→ Exercise goal
Word for word, write out all the entries below, omitting every picture.

§

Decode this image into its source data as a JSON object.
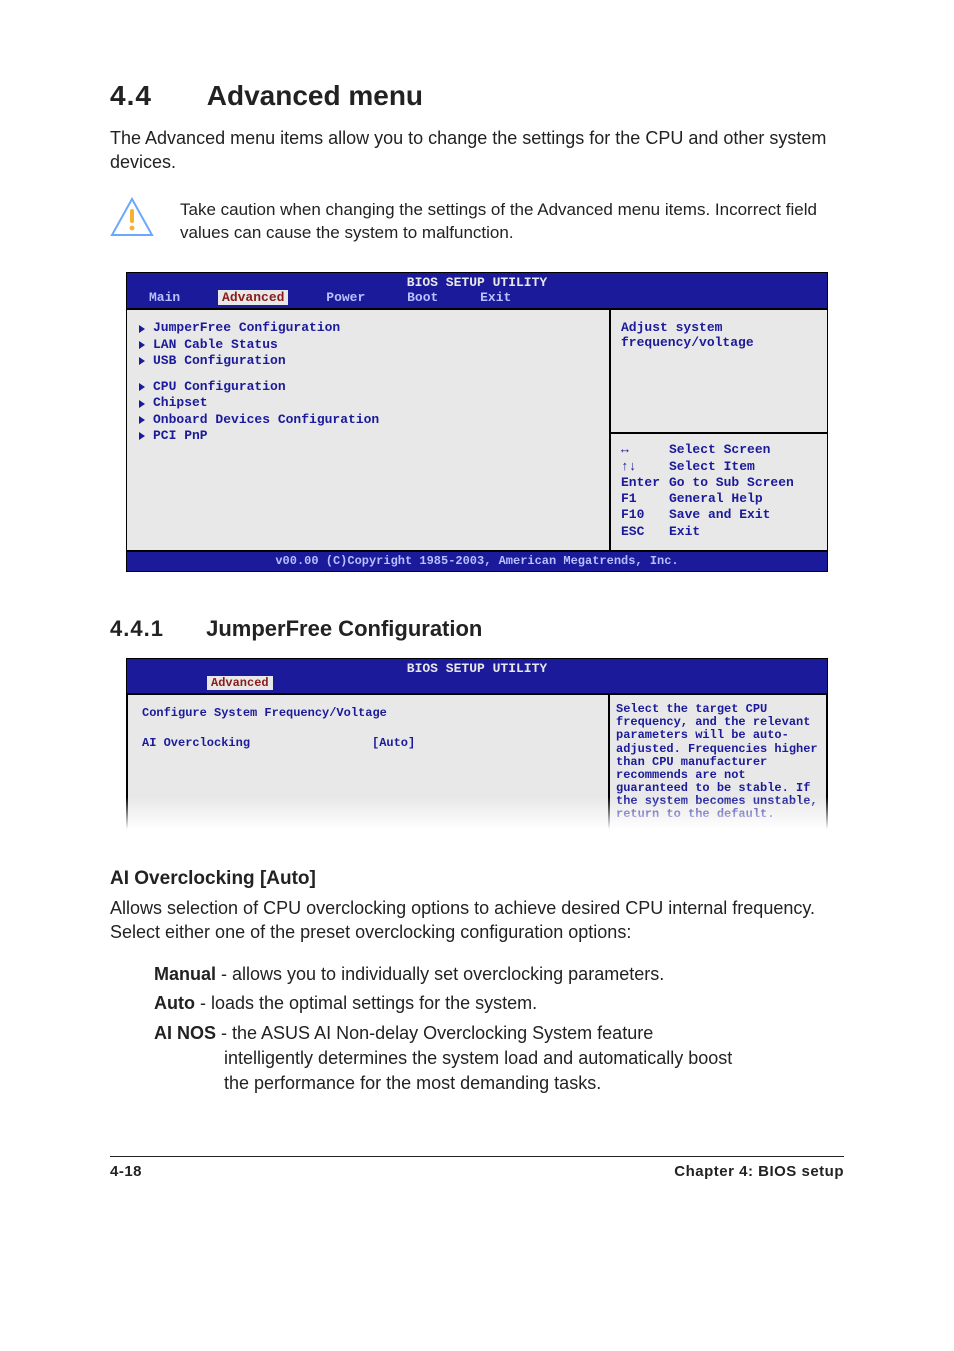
{
  "section": {
    "number": "4.4",
    "title": "Advanced menu"
  },
  "intro": "The Advanced menu items allow you to change the settings for the CPU and other system devices.",
  "caution": "Take caution when changing the settings of the Advanced menu items. Incorrect field values can cause the system to malfunction.",
  "bios1": {
    "title": "BIOS SETUP UTILITY",
    "menu": {
      "items": [
        "Main",
        "Advanced",
        "Power",
        "Boot",
        "Exit"
      ],
      "active": "Advanced"
    },
    "groups": [
      [
        "JumperFree Configuration",
        "LAN Cable Status",
        "USB Configuration"
      ],
      [
        "CPU Configuration",
        "Chipset",
        "Onboard Devices Configuration",
        "PCI PnP"
      ]
    ],
    "help": "Adjust system frequency/voltage",
    "keys": [
      {
        "k": "↔",
        "a": "Select Screen"
      },
      {
        "k": "↑↓",
        "a": "Select Item"
      },
      {
        "k": "Enter",
        "a": "Go to Sub Screen"
      },
      {
        "k": "F1",
        "a": "General Help"
      },
      {
        "k": "F10",
        "a": "Save and Exit"
      },
      {
        "k": "ESC",
        "a": "Exit"
      }
    ],
    "copyright": "v00.00 (C)Copyright 1985-2003, American Megatrends, Inc."
  },
  "subsection": {
    "number": "4.4.1",
    "title": "JumperFree Configuration"
  },
  "bios2": {
    "title": "BIOS SETUP UTILITY",
    "tab": "Advanced",
    "heading": "Configure System Frequency/Voltage",
    "setting_label": "AI Overclocking",
    "setting_value": "[Auto]",
    "help": "Select the target CPU frequency, and the relevant parameters will be auto-adjusted. Frequencies higher than CPU manufacturer recommends are not guaranteed to be stable. If the system becomes unstable, return to the default."
  },
  "option": {
    "heading": "AI Overclocking [Auto]",
    "para": "Allows selection of CPU overclocking options to achieve desired CPU internal frequency. Select either one of the preset overclocking configuration options:",
    "items": {
      "manual": {
        "name": "Manual",
        "desc": " - allows you to individually set overclocking parameters."
      },
      "auto": {
        "name": "Auto",
        "desc": " - loads the optimal settings for the system."
      },
      "ainos": {
        "name": "AI NOS",
        "line1": " - the ASUS AI Non-delay Overclocking System feature",
        "line2": "intelligently determines the system load and automatically boost",
        "line3": "the performance for the most demanding tasks."
      }
    }
  },
  "footer": {
    "left": "4-18",
    "right": "Chapter 4: BIOS setup"
  }
}
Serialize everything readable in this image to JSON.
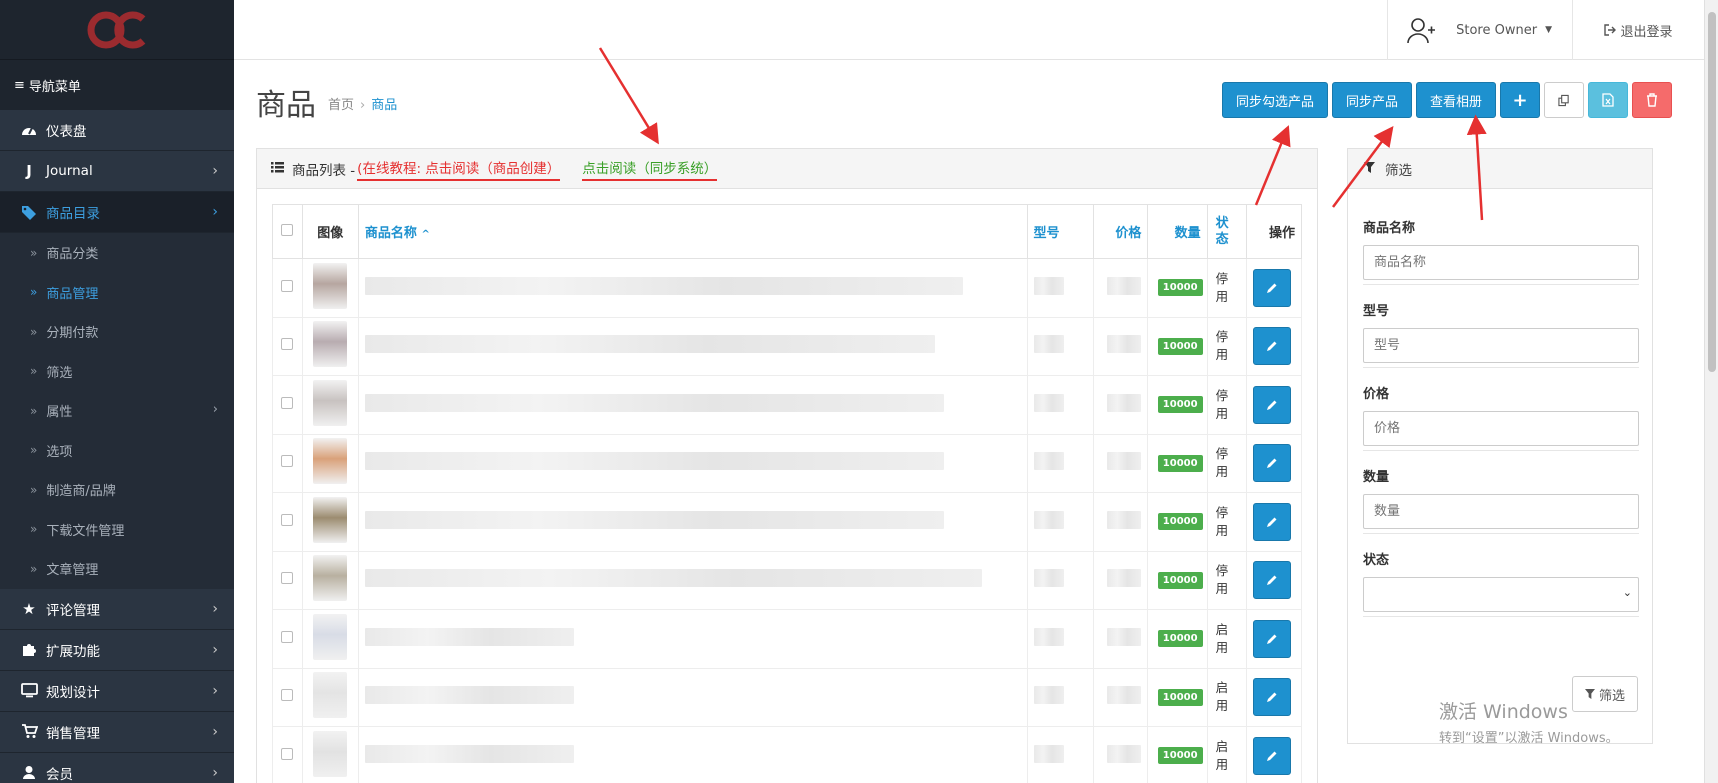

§

→ Exercise answer
Decode this image into its source data as a JSON object.
{
  "section": {
    "number": "4.4",
    "title": "Advanced menu"
  },
  "intro": "The Advanced menu items allow you to change the settings for the CPU and other system devices.",
  "caution": "Take caution when changing the settings of the Advanced menu items. Incorrect field values can cause the system to malfunction.",
  "bios1": {
    "title": "BIOS SETUP UTILITY",
    "menu": {
      "items": [
        "Main",
        "Advanced",
        "Power",
        "Boot",
        "Exit"
      ],
      "active": "Advanced"
    },
    "groups": [
      [
        "JumperFree Configuration",
        "LAN Cable Status",
        "USB Configuration"
      ],
      [
        "CPU Configuration",
        "Chipset",
        "Onboard Devices Configuration",
        "PCI PnP"
      ]
    ],
    "help": "Adjust system frequency/voltage",
    "keys": [
      {
        "k": "↔",
        "a": "Select Screen"
      },
      {
        "k": "↑↓",
        "a": "Select Item"
      },
      {
        "k": "Enter",
        "a": "Go to Sub Screen"
      },
      {
        "k": "F1",
        "a": "General Help"
      },
      {
        "k": "F10",
        "a": "Save and Exit"
      },
      {
        "k": "ESC",
        "a": "Exit"
      }
    ],
    "copyright": "v00.00 (C)Copyright 1985-2003, American Megatrends, Inc."
  },
  "subsection": {
    "number": "4.4.1",
    "title": "JumperFree Configuration"
  },
  "bios2": {
    "title": "BIOS SETUP UTILITY",
    "tab": "Advanced",
    "heading": "Configure System Frequency/Voltage",
    "setting_label": "AI Overclocking",
    "setting_value": "[Auto]",
    "help": "Select the target CPU frequency, and the relevant parameters will be auto-adjusted. Frequencies higher than CPU manufacturer recommends are not guaranteed to be stable. If the system becomes unstable, return to the default."
  },
  "option": {
    "heading": "AI Overclocking [Auto]",
    "para": "Allows selection of CPU overclocking options to achieve desired CPU internal frequency. Select either one of the preset overclocking configuration options:",
    "items": {
      "manual": {
        "name": "Manual",
        "desc": " - allows you to individually set overclocking parameters."
      },
      "auto": {
        "name": "Auto",
        "desc": " - loads the optimal settings for the system."
      },
      "ainos": {
        "name": "AI NOS",
        "line1": " - the ASUS AI Non-delay Overclocking System feature",
        "line2": "intelligently determines the system load and automatically boost",
        "line3": "the performance for the most demanding tasks."
      }
    }
  },
  "footer": {
    "left": "4-18",
    "right": "Chapter 4: BIOS setup"
  }
}
Serialize everything readable in this image to JSON.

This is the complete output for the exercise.